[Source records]
::::::::
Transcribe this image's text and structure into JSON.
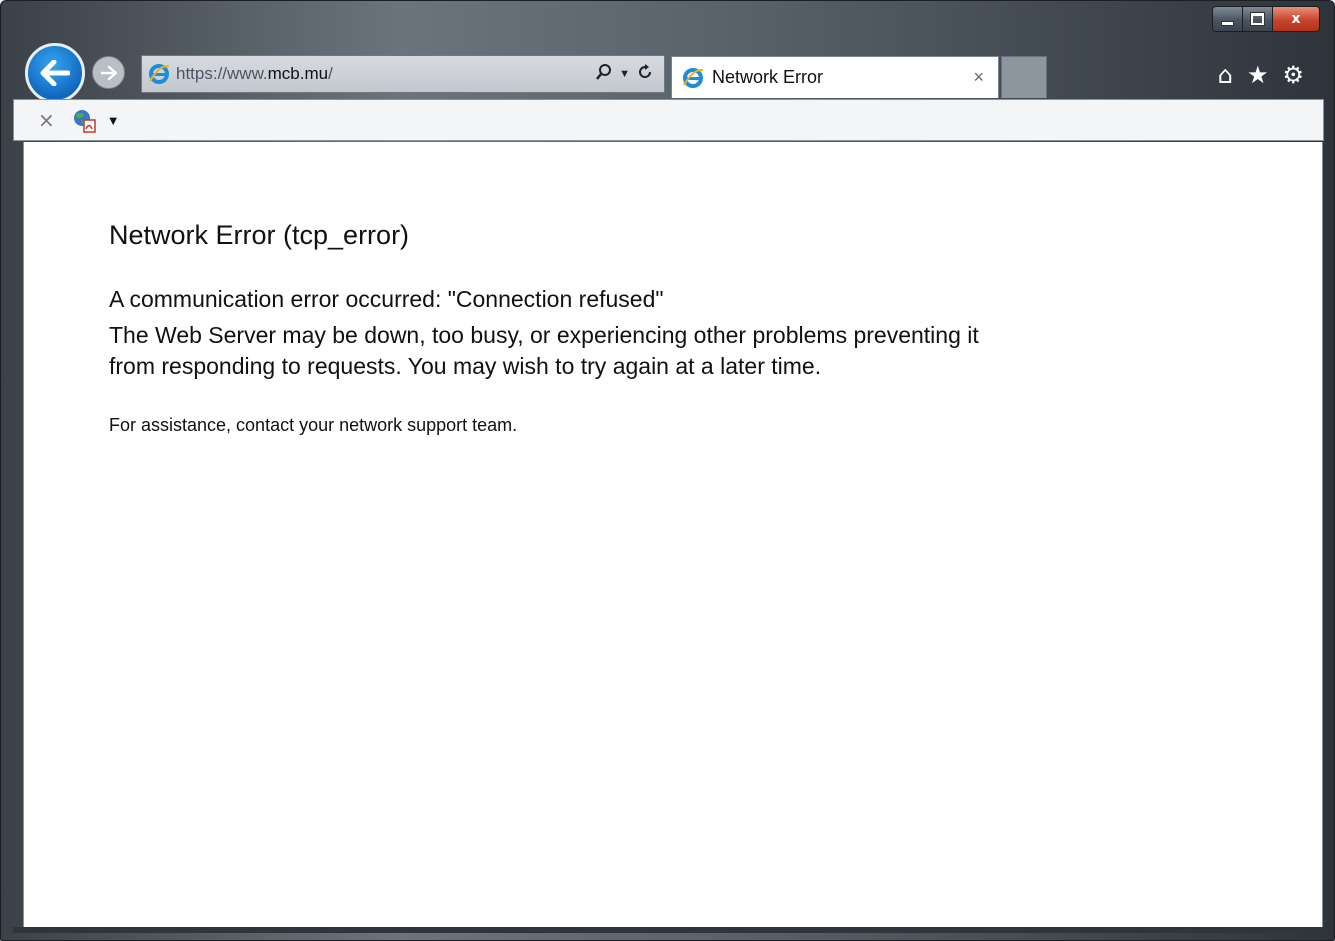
{
  "window": {
    "controls": {
      "minimize": "minimize",
      "maximize": "maximize",
      "close": "x"
    }
  },
  "nav": {
    "back_icon": "back-arrow-icon",
    "forward_icon": "forward-arrow-icon"
  },
  "address": {
    "url_prefix": "https://www.",
    "url_domain": "mcb.mu",
    "url_suffix": "/",
    "search_icon": "search-icon",
    "dropdown_icon": "chevron-down-icon",
    "refresh_icon": "refresh-icon"
  },
  "tab": {
    "title": "Network Error",
    "close": "×"
  },
  "right_icons": {
    "home": "⌂",
    "favorites": "★",
    "tools": "⚙"
  },
  "toolbar": {
    "stop": "×",
    "caret": "▼"
  },
  "page": {
    "title": "Network Error (tcp_error)",
    "message_1": "A communication error occurred: \"Connection refused\"",
    "message_2": "The Web Server may be down, too busy, or experiencing other problems preventing it from responding to requests. You may wish to try again at a later time.",
    "assistance": "For assistance, contact your network support team."
  },
  "colors": {
    "accent": "#1167bf",
    "close_red": "#c8452d"
  }
}
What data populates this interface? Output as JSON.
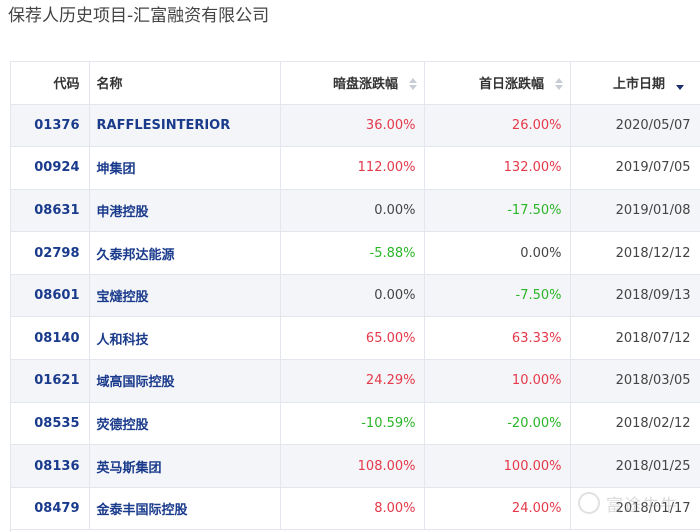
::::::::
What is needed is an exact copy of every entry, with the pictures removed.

- [Solved exercise]
Transcribe this image's text and structure into JSON.
{
  "window": {
    "controls": {
      "minimize": "minimize",
      "maximize": "maximize",
      "close": "x"
    }
  },
  "nav": {
    "back_icon": "back-arrow-icon",
    "forward_icon": "forward-arrow-icon"
  },
  "address": {
    "url_prefix": "https://www.",
    "url_domain": "mcb.mu",
    "url_suffix": "/",
    "search_icon": "search-icon",
    "dropdown_icon": "chevron-down-icon",
    "refresh_icon": "refresh-icon"
  },
  "tab": {
    "title": "Network Error",
    "close": "×"
  },
  "right_icons": {
    "home": "⌂",
    "favorites": "★",
    "tools": "⚙"
  },
  "toolbar": {
    "stop": "×",
    "caret": "▼"
  },
  "page": {
    "title": "Network Error (tcp_error)",
    "message_1": "A communication error occurred: \"Connection refused\"",
    "message_2": "The Web Server may be down, too busy, or experiencing other problems preventing it from responding to requests. You may wish to try again at a later time.",
    "assistance": "For assistance, contact your network support team."
  },
  "colors": {
    "accent": "#1167bf",
    "close_red": "#c8452d"
  }
}
What data populates this interface? Output as JSON.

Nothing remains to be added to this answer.